We have oft mentioned how much we enjoy meeting new folks and bringing their music to our listening audience. Today, we have the pleasure of welcoming Matt Shepherd of The Omega Core to our family of artists, with his fascinating release "Massive Black".
We find it difficult to categorize this captivating album. Certainly much of the music could be labeled dark ambient, replete with foreboding abstract sound sculpture and baleful waves of texture crashing all around. But much more lurks in this album than darkness, including movements of beautiful melody and radiant light. Somehow Matt found a way to blend all of these disparate elements into a cohesive whole that hangs together in a truly hypnotic fashion.

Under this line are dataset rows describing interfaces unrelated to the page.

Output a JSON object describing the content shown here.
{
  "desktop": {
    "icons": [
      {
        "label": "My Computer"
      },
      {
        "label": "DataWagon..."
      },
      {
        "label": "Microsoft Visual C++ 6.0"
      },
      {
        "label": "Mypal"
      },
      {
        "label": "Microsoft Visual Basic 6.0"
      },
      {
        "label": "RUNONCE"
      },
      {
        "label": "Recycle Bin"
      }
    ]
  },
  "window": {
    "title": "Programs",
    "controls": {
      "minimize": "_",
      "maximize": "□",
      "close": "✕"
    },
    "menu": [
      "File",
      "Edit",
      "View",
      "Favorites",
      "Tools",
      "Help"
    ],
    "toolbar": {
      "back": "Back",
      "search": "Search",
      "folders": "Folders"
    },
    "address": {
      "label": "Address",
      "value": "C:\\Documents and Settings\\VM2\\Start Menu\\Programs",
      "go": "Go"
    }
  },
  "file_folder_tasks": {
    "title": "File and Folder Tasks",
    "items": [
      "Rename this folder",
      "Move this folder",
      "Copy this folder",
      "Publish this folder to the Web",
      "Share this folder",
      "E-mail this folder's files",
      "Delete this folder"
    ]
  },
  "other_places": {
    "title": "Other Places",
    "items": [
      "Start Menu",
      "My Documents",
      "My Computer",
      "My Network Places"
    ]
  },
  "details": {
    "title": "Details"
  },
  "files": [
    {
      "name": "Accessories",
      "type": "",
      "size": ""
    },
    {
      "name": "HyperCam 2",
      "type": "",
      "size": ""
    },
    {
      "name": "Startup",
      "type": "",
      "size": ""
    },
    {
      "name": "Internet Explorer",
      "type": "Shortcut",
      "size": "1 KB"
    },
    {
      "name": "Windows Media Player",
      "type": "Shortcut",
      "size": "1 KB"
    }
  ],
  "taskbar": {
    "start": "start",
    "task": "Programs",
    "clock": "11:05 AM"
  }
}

For this reason, we think that "Massive Black" will speak to lovers of many schools of ambient thought. Those who seek epic scope and haunting vistas will find much to love here. But likewise, those who eschew the darkness and instead crave concrete musical elements, even melody, will find parts of this album deeply satisfying. For our part, we find this fusion of ambient styles to be a novel and holistic form unto itself, a clever combination of pieces that yields a unity that stands firmly on its own, a whole whose value exceeds the sum of its parts. Truly well done.
Matt himself describes the album thus: "Being a fan of drone, and huge, dreamy soundscapes, I thought I'd have a bash at creating my own. I wanted to make something that would make my spine tingle, even after listening to it countless times during the 'inspiration' sessions. "Massive Black" isn't exactly that, as it's rather more abstract than I would have ultimately wanted, but an entire album full of ear-bending symphonic ambient might get a bit tiring after a while. You need to have intervals of peace and WHAM, into the climax."
If this album weren't enough, Matt has released a great deal of other music directly through The Omega Core's web site, and we encourage our audience to not only grab "Massive Black" for your collections, but to investigate his other work as well. Earth Mantra is very happy to bring "Massive Black" to our listeners, and we certainly look forward to Matt's future releases, both via Earth Mantra and beyond. Highly recommended.
As always, all Earth Mantra releases are available under the Creative Commons Attribution-NonCommercial-NoDerivs 3.0 Unported license. For commercial use, please contact us.
All material composed, recorded, and produced by Matt Shepherd.
Released in February 2011.
Original photograph by Tomas Sobek, generously made available via Creative Commons at:
Released under the "Creative Commons Attribution-NonCommercial-NoDerivs 3.0 Unported" license, which allows and encourages free use of this material so long as certain conditions are met. Details of this license can be found at:
earman165 - The Omega Core - Massive Black
45:27 - 107 MB
01 - Maleficence Approaches (1:11, 2.8 MB)
02 - They Look Back Upon the Burning (2:17, 5.3 MB)
03 - Trepidation (5:13, 12.2 MB)
04 - Artwork Forbade (4:04, 9.5 MB)
05 - Pending the Morning Sun (3:42, 8.6 MB)
06 - Four Billion Cubic Kilometres of Shining Papyrus (1:30, 3.5 MB)
07 - The Sun Rises (2:15, 5.2 MB)
08 - Clockwork Fascinates (1:48, 4.2 MB)
09 - As it Began, I Looked to the Sky (4:31, 10.6 MB)
10 - Entropy (4:57, 11.6 MB)
11 - Unfathom (2:28, 5.8 MB)
12 - The Greenhouse of Abject Horrors (1:43, 4.0 MB)
13 - Modulation of the Last (4:48, 11.2 MB)
14 - Eons Away, They Looked to the Stars (3:31, 8.2 MB)
15 - Far (1:29, 3.5 MB)
Excellent stuff : a magnificent sound, superb harmonies, very fluid evolution inside and between tracks...I wouldn't describe this album as really dark (in the typical "dark ambient" way), but deeply melancholic, with a perfect balance between spacey drones and moving melodies.
March 7, 2011 Subject:
Blown away into the next galaxy
This work is a masterpiece!
It combines slightly dark tones with superb drones and very chilled-out longform open spaces. I thoroughly enjoyed listening to it.
A 'must-have' for long flights, or times when you want to float off and inhabit your inner space.
Reviewer:Evgenij V. Kharitonov
February 25, 2011 Subject: